__WORK INSTRUCTION__
Lines with the word "icon" are the answer; copy each of them from the data below.

+++++

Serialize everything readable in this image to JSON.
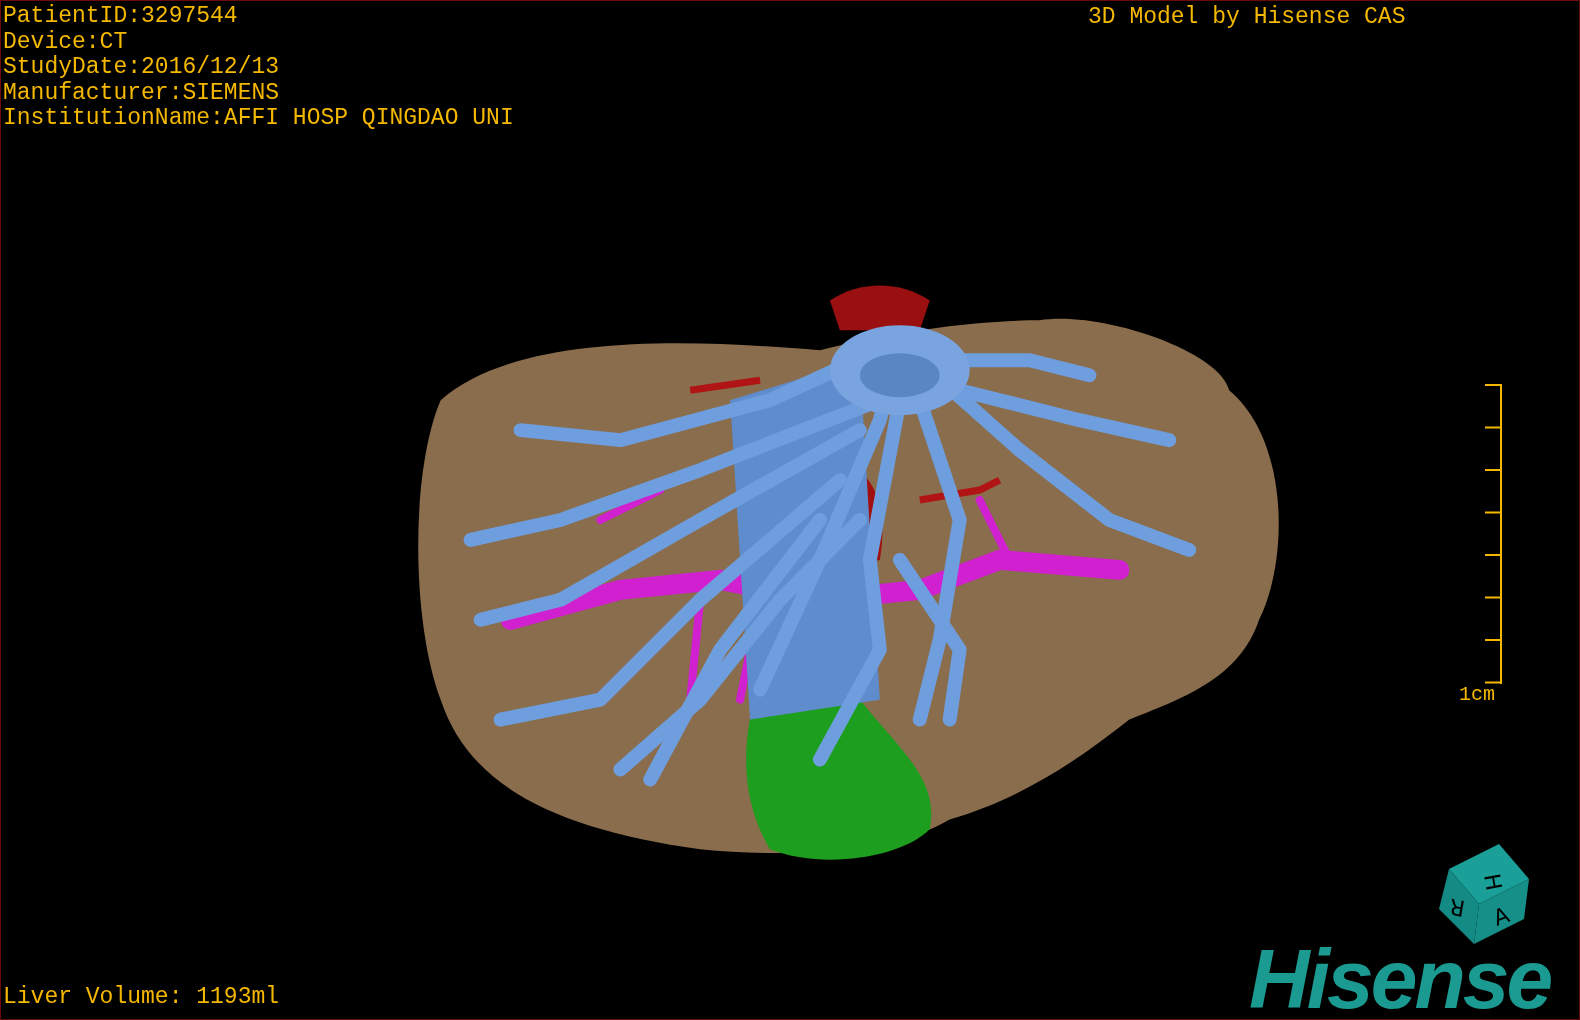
{
  "patient_info": [
    "PatientID:3297544",
    "Device:CT",
    "StudyDate:2016/12/13",
    "Manufacturer:SIEMENS",
    "InstitutionName:AFFI HOSP QINGDAO UNI"
  ],
  "header": "3D Model by Hisense CAS",
  "scale_bar": {
    "label": "1cm"
  },
  "orientation_cube": {
    "faces": [
      "H",
      "R",
      "A"
    ]
  },
  "logo": "Hisense",
  "liver_volume": "Liver Volume: 1193ml"
}
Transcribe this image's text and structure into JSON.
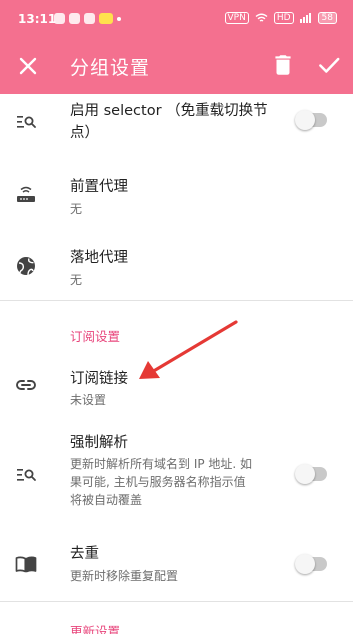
{
  "status_bar": {
    "time": "13:11",
    "network": "VPN",
    "signal": "HD",
    "battery": "58"
  },
  "app_bar": {
    "title": "分组设置"
  },
  "items": [
    {
      "title": "启用 selector （免重载切换节点）",
      "title_l1": "启用 selector （免重载切换节",
      "title_l2": "点）",
      "icon": "manage-search-icon",
      "toggle": false
    },
    {
      "title": "前置代理",
      "subtitle": "无",
      "icon": "router-icon"
    },
    {
      "title": "落地代理",
      "subtitle": "无",
      "icon": "globe-icon"
    }
  ],
  "subscription_section": {
    "label": "订阅设置"
  },
  "sub_items": [
    {
      "title": "订阅链接",
      "subtitle": "未设置",
      "icon": "link-icon"
    },
    {
      "title": "强制解析",
      "subtitle_l1": "更新时解析所有域名到 IP 地址. 如",
      "subtitle_l2": "果可能, 主机与服务器名称指示值",
      "subtitle_l3": "将被自动覆盖",
      "icon": "manage-search-icon",
      "toggle": false
    },
    {
      "title": "去重",
      "subtitle": "更新时移除重复配置",
      "icon": "book-icon",
      "toggle": false
    }
  ],
  "update_section": {
    "label": "更新设置"
  },
  "colors": {
    "accent": "#f4708f",
    "section": "#e8467c",
    "annotation_arrow": "#e53935"
  }
}
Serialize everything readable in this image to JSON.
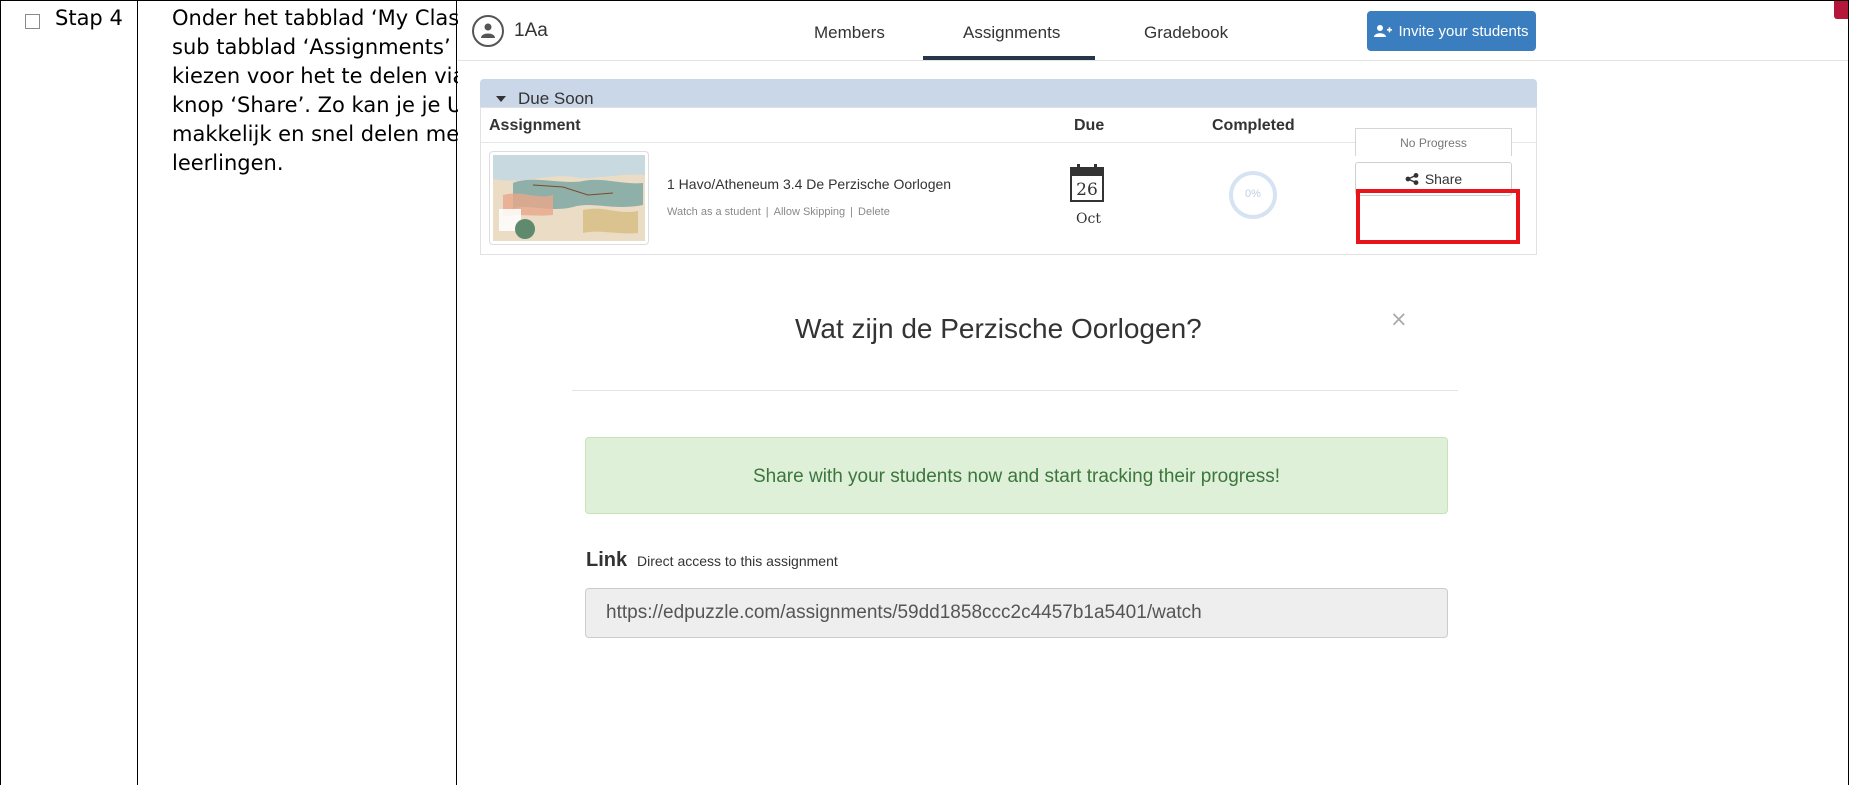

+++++

__OUTPUT OF THE EXERCISE__
      "icon": "manage-search-icon",
      "icon": "router-icon"
      "icon": "globe-icon"
      "icon": "link-icon"
      "icon": "manage-search-icon",
      "icon": "book-icon",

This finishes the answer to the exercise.